Your task:
Locate every line in the material below that has the word "home". Copy each of those lines.

»»

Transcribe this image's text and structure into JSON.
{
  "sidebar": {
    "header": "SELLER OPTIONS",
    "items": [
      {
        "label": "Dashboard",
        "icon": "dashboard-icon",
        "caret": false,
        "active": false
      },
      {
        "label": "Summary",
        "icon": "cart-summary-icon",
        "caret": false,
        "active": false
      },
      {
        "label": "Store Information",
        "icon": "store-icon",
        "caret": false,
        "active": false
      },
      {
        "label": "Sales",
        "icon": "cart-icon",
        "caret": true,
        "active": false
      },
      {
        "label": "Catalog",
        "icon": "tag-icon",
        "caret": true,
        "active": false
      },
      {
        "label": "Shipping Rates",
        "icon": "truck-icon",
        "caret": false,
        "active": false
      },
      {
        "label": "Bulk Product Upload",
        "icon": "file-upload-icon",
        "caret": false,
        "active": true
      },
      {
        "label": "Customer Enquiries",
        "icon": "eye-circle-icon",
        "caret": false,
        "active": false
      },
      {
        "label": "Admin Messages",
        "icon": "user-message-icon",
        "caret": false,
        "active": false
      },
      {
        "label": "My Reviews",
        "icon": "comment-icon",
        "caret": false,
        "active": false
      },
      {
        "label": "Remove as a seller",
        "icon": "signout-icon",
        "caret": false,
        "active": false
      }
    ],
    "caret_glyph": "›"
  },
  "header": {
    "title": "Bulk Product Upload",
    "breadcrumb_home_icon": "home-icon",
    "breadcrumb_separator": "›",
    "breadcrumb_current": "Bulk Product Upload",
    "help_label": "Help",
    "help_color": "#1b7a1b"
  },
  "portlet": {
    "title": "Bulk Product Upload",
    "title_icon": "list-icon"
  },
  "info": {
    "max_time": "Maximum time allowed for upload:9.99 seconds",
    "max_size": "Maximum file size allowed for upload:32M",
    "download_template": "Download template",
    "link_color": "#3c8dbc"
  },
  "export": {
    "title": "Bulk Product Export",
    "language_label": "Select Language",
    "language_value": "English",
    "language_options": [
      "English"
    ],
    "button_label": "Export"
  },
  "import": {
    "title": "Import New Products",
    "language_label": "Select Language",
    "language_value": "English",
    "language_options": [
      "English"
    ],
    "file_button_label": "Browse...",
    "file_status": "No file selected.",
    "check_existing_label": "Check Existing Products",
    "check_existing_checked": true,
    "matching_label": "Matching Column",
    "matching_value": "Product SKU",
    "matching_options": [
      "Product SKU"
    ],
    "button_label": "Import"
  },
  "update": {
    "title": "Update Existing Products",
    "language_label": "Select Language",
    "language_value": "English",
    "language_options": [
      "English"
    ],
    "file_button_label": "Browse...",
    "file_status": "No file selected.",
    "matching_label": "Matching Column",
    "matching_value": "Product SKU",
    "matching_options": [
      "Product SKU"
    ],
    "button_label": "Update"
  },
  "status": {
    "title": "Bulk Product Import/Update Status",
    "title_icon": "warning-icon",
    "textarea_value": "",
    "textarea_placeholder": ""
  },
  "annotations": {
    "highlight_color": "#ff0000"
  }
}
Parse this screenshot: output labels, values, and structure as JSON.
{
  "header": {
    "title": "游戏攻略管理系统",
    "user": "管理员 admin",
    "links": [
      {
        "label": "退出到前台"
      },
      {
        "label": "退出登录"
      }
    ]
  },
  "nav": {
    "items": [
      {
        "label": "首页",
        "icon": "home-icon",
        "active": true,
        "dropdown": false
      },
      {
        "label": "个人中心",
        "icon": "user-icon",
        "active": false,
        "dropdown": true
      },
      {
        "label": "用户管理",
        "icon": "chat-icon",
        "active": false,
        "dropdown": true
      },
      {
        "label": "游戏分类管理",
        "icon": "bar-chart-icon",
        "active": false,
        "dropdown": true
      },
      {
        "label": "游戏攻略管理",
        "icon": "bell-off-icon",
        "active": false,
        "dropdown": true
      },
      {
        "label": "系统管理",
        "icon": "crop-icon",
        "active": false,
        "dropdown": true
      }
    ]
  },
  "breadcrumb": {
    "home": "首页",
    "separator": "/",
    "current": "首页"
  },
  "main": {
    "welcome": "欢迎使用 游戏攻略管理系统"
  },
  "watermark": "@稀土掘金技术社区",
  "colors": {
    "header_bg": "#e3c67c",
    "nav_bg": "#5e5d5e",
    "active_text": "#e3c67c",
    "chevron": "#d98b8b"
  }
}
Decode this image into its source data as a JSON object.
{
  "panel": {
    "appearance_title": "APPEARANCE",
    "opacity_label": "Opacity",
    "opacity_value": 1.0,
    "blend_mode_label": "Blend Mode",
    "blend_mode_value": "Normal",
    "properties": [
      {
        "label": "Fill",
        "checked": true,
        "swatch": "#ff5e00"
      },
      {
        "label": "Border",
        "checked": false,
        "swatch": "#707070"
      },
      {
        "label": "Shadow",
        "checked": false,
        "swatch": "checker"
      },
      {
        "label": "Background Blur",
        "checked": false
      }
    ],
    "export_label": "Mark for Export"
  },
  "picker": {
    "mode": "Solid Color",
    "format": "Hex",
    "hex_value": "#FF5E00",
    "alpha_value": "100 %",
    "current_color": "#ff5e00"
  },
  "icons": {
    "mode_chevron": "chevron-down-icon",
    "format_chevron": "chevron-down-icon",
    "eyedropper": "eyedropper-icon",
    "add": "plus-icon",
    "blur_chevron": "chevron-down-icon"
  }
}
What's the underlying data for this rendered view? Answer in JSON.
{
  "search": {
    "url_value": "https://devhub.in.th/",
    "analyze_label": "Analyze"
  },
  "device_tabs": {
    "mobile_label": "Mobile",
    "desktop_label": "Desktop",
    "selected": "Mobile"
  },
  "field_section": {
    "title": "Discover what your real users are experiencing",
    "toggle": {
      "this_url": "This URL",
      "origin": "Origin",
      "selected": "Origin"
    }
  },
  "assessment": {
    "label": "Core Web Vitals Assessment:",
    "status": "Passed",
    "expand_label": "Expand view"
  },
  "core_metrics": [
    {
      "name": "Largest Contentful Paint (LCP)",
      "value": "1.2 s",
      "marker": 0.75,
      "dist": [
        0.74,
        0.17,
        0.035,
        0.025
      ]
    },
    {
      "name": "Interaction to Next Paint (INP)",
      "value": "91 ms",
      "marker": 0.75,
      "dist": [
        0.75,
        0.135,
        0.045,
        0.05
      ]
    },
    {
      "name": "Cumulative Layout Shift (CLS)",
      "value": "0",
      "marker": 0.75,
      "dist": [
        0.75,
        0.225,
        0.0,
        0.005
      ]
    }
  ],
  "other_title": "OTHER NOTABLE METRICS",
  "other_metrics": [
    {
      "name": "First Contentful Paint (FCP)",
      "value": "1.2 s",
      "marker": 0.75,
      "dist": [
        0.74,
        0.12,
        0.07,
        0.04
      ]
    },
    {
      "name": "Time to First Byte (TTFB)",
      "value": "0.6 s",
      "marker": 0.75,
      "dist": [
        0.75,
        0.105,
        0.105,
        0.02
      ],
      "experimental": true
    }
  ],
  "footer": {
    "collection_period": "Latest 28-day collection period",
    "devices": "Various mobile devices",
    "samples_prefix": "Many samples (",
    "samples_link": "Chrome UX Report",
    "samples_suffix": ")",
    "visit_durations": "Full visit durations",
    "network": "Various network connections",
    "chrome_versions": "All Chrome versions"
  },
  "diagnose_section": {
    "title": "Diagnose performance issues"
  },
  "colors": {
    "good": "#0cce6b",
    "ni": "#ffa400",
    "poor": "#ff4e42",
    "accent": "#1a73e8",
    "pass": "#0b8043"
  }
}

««

Answer for the task:
    "breadcrumb_home_icon": "home-icon",
        "icon": "home-icon",
    "home": "首页",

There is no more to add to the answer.